How is the coronavirus impacting the supply chain?
China has been the worst-hit, with 77,658 cases and 2,663 deaths reported. But how is t...
There are over 80,000 global cases of the coronavirus worldwide.
China has been the worst-hit, with 77,658 cases and 2,663 deaths reported. But how is the deadly virus impacting the supply chain? Supply Chain Digital takes a closer look.
Despite there being more visibility in supply chains than ever before, companies are still monitoring how destructive the coronavirus will be to their operations.
Research from The Hackett Group has shown the importance of supply chain visibility. Josh Nelson, Supply Chain Principal of The Hackett Group’s Strategy and Business Transformation Practice, affirms it’s vital to understand the risks in order to ensure the best approach. "The best thing that companies can do is simply know their supply chain risks, and preemptively develop mitigation approaches. It can also be helpful to consider increasing the levels of buffer inventory," says Nelson.
"For now, if your company or its key suppliers carries limited raw material inventory and relies heavily on Asian sources of supply, you are at high risk of disruption. Those that are currently in this predicament are actively evaluating inventory and production levels of critical components and developing alternative plans. As in other areas of business, those companies who identify specific supply risks and actively manage it, will find solutions or at least mitigate the impact. Those that don’t are at the mercy of the virus and the public response."
However, due to the coronavirus there has been a significant boom in handheld game downloads. The outbreak in China has accelerated downloads of apps and games from millions of quarantined households. The findings from analytics platform, App Annie, has shown that there has been over 222 million downloads in China from Apple’s online store since the start of February. Figures surged by 40% compared to the average for the entirety of 2019.
For more information on all topics for Procurement, Supply Chain & Logistics - please take a look at the latest edition of Supply Chain Digital magazine.
5 minutes with: Ivalua’s Sundar Kamak
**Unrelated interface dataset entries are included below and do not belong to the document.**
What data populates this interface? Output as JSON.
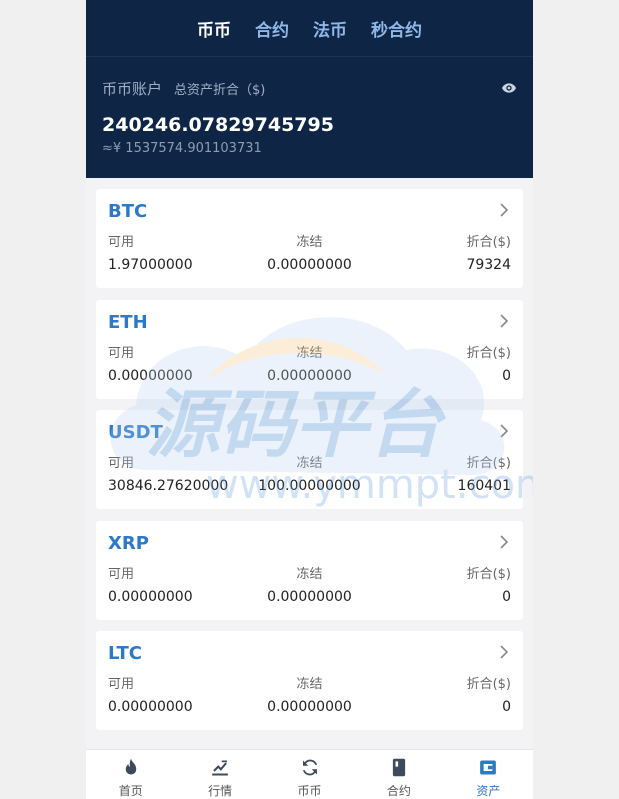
{
  "tabs": [
    {
      "label": "币币",
      "active": true
    },
    {
      "label": "合约",
      "active": false
    },
    {
      "label": "法币",
      "active": false
    },
    {
      "label": "秒合约",
      "active": false
    }
  ],
  "account": {
    "label": "币币账户",
    "sub_label": "总资产折合（$)",
    "total": "240246.07829745795",
    "approx": "≈¥ 1537574.901103731"
  },
  "columns": {
    "available": "可用",
    "frozen": "冻结",
    "converted": "折合($)"
  },
  "assets": [
    {
      "coin": "BTC",
      "available": "1.97000000",
      "frozen": "0.00000000",
      "converted": "79324"
    },
    {
      "coin": "ETH",
      "available": "0.00000000",
      "frozen": "0.00000000",
      "converted": "0"
    },
    {
      "coin": "USDT",
      "available": "30846.27620000",
      "frozen": "100.00000000",
      "converted": "160401"
    },
    {
      "coin": "XRP",
      "available": "0.00000000",
      "frozen": "0.00000000",
      "converted": "0"
    },
    {
      "coin": "LTC",
      "available": "0.00000000",
      "frozen": "0.00000000",
      "converted": "0"
    }
  ],
  "watermark": {
    "text": "源码平台",
    "url": "www.ymmpt.com"
  },
  "bottom_nav": [
    {
      "label": "首页",
      "icon": "flame-icon",
      "active": false
    },
    {
      "label": "行情",
      "icon": "market-icon",
      "active": false
    },
    {
      "label": "币币",
      "icon": "exchange-icon",
      "active": false
    },
    {
      "label": "合约",
      "icon": "contract-icon",
      "active": false
    },
    {
      "label": "资产",
      "icon": "wallet-icon",
      "active": true
    }
  ],
  "colors": {
    "header_bg": "#0f2545",
    "accent": "#2c78c9",
    "page_bg": "#f3f3f6"
  }
}
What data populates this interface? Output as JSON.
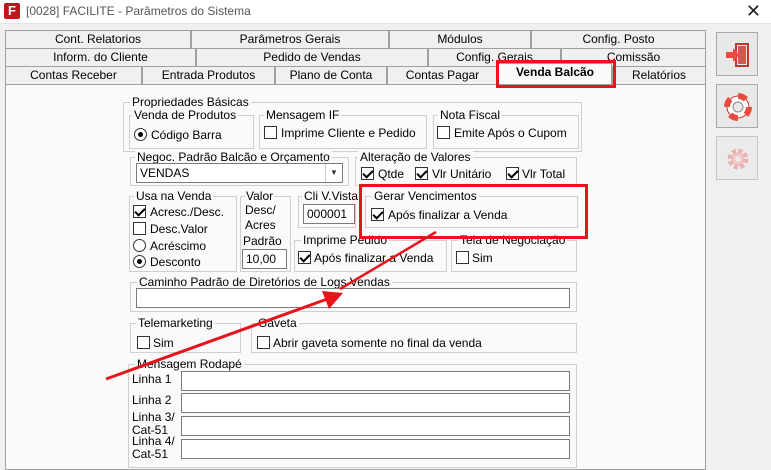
{
  "window": {
    "title": "[0028] FACILITE - Parâmetros do Sistema",
    "app_icon": "F"
  },
  "tabs": {
    "row1": [
      "Cont. Relatorios",
      "Parâmetros Gerais",
      "Módulos",
      "Config. Posto"
    ],
    "row2": [
      "Inform. do Cliente",
      "Pedido de Vendas",
      "Config. Gerais",
      "Comissão"
    ],
    "row3": [
      "Contas Receber",
      "Entrada Produtos",
      "Plano de Conta",
      "Contas Pagar",
      "Venda Balcão",
      "Relatórios"
    ],
    "active": "Venda Balcão"
  },
  "propriedades": {
    "title": "Propriedades Básicas",
    "venda_produtos": {
      "title": "Venda de Produtos",
      "option": "Código Barra",
      "selected": true
    },
    "mensagem_if": {
      "title": "Mensagem IF",
      "option": "Imprime Cliente e Pedido",
      "checked": false
    },
    "nota_fiscal": {
      "title": "Nota Fiscal",
      "option": "Emite Após o Cupom",
      "checked": false
    }
  },
  "negoc": {
    "title": "Negoc. Padrão Balcão e Orçamento",
    "value": "VENDAS"
  },
  "alteracao": {
    "title": "Alteração de Valores",
    "items": [
      {
        "label": "Qtde",
        "checked": true
      },
      {
        "label": "Vlr Unitário",
        "checked": true
      },
      {
        "label": "Vlr Total",
        "checked": true
      }
    ]
  },
  "usa_venda": {
    "title": "Usa na Venda",
    "checks": [
      {
        "label": "Acresc./Desc.",
        "checked": true
      },
      {
        "label": "Desc.Valor",
        "checked": false
      }
    ],
    "radios": [
      {
        "label": "Acréscimo",
        "selected": false
      },
      {
        "label": "Desconto",
        "selected": true
      }
    ]
  },
  "valor_desc": {
    "title_lines": [
      "Valor",
      "Desc/",
      "Acres",
      "Padrão"
    ],
    "value": "10,00"
  },
  "cli_vista": {
    "title": "Cli V.Vista",
    "value": "000001"
  },
  "gerar_vencimentos": {
    "title": "Gerar Vencimentos",
    "option": "Após finalizar a Venda",
    "checked": true
  },
  "imprime_pedido": {
    "title": "Imprime Pedido",
    "option": "Após finalizar a Venda",
    "checked": true
  },
  "tela_negociacao": {
    "title": "Tela de Negociação",
    "option": "Sim",
    "checked": false
  },
  "caminho_logs": {
    "title": "Caminho Padrão de Diretórios de Logs Vendas",
    "value": ""
  },
  "telemarketing": {
    "title": "Telemarketing",
    "option": "Sim",
    "checked": false
  },
  "gaveta": {
    "title": "Gaveta",
    "option": "Abrir gaveta somente no final da venda",
    "checked": false
  },
  "mensagem_rodape": {
    "title": "Mensagem Rodapé",
    "lines": [
      {
        "label": "Linha 1",
        "value": ""
      },
      {
        "label": "Linha 2",
        "value": ""
      },
      {
        "label": "Linha 3/\nCat-51",
        "value": ""
      },
      {
        "label": "Linha 4/\nCat-51",
        "value": ""
      }
    ]
  },
  "sidebar": {
    "buttons": [
      {
        "name": "exit",
        "icon": "exit-door-icon"
      },
      {
        "name": "help",
        "icon": "lifebuoy-icon"
      },
      {
        "name": "settings",
        "icon": "gear-icon",
        "enabled": false
      }
    ]
  },
  "colors": {
    "highlight": "#e8141c",
    "window_bg": "#f0f0f0",
    "panel_bg": "#fafafa"
  }
}
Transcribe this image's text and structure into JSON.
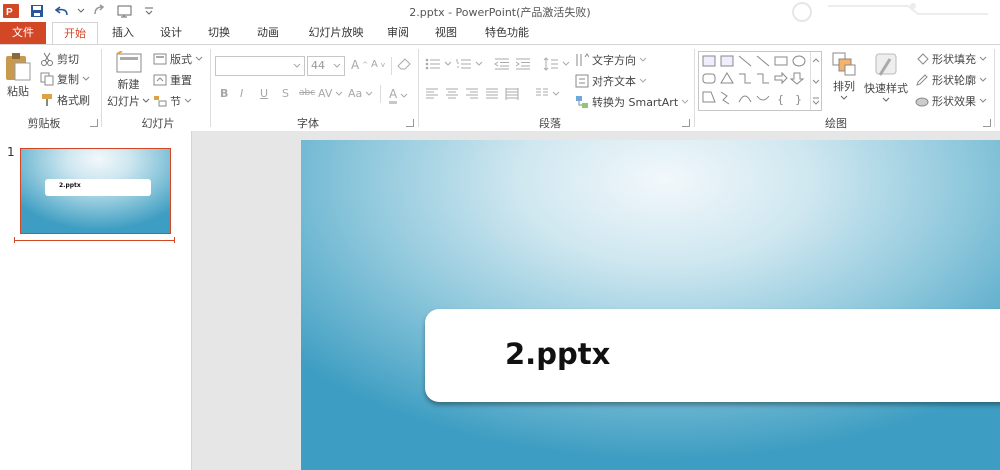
{
  "window": {
    "title": "2.pptx - PowerPoint(产品激活失败)"
  },
  "tabs": [
    {
      "label": "文件"
    },
    {
      "label": "开始"
    },
    {
      "label": "插入"
    },
    {
      "label": "设计"
    },
    {
      "label": "切换"
    },
    {
      "label": "动画"
    },
    {
      "label": "幻灯片放映"
    },
    {
      "label": "审阅"
    },
    {
      "label": "视图"
    },
    {
      "label": "特色功能"
    }
  ],
  "clipboard": {
    "paste": "粘贴",
    "cut": "剪切",
    "copy": "复制",
    "format_painter": "格式刷",
    "label": "剪贴板"
  },
  "slides_group": {
    "new_slide_1": "新建",
    "new_slide_2": "幻灯片",
    "layout": "版式",
    "reset": "重置",
    "section": "节",
    "label": "幻灯片"
  },
  "font": {
    "size": "44",
    "label": "字体",
    "change_case": "Aa"
  },
  "paragraph": {
    "text_direction": "文字方向",
    "align_text": "对齐文本",
    "convert_smartart": "转换为 SmartArt",
    "label": "段落"
  },
  "drawing": {
    "arrange": "排列",
    "quick_styles": "快速样式",
    "shape_fill": "形状填充",
    "shape_outline": "形状轮廓",
    "shape_effects": "形状效果",
    "label": "绘图"
  },
  "thumbnail": {
    "number": "1",
    "title": "2.pptx"
  },
  "slide": {
    "title": "2.pptx"
  },
  "colors": {
    "accent": "#d24726",
    "slide_dark": "#3d9dc2"
  }
}
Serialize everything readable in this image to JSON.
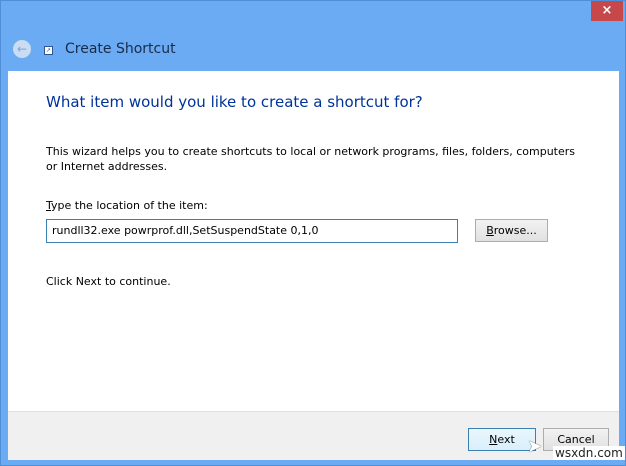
{
  "window": {
    "title": "Create Shortcut",
    "close_label": "×",
    "back_label": "←",
    "icon": "shortcut-icon"
  },
  "content": {
    "heading": "What item would you like to create a shortcut for?",
    "description": "This wizard helps you to create shortcuts to local or network programs, files, folders, computers or Internet addresses.",
    "location_label_first": "T",
    "location_label_rest": "ype the location of the item:",
    "location_value": "rundll32.exe powrprof.dll,SetSuspendState 0,1,0",
    "browse_first": "B",
    "browse_rest": "rowse...",
    "continue_text": "Click Next to continue."
  },
  "footer": {
    "next_first": "N",
    "next_rest": "ext",
    "cancel_label": "Cancel"
  },
  "watermark": "wsxdn.com"
}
Who are you?
My name is Sundar Kamak, I’m Head of Manufacturing Solutions at Ivalua. I’ve been with the company for around two years now, and I’m responsible for our industry solutions and our pre-sales team. Before joining Ivalua I spent almost 20 years in the source-to-pay procurement space, working for a number of providers. But I got my career started in manufacturing and supply chain, specifically in automotive and aerospace.
And what is currently taking up the majority of your professional time?
The last year I've been focused in helping organisations put together a digital transformation strategy, especially manufacturing companies, so they can continue to address some of the challenges they face due to the COVID pandemic.
The traditional approach of engineers designing their latest product then procurement going off to source no longer works
What are the biggest challenges facing your corner of supply chain?
We have a lot of clients coming from different backgrounds - aerospace, high-tech, automotive - and they’re feeling the pressure and the crunch. There’s a lack of product, lack of material availability, lack of resources, labour shortages. So, I work with the leadership in these organisations, try to understand what problems they're looking to solve and come back with Ivalua solutions that can help them address some of these challenges.
Where do the biggest opportunities lie?
If we look at manufacturing, it all comes back to procurement and supply chain being involved sooner in the process. The traditional approach of engineers designing their latest product then procurement going off to source no longer works. It’s important to treat suppliers like partners, which means you build trust, so they can participate very early on in the product design and product development process. It’s not done consistently in the manufacturing sector, but it will be key.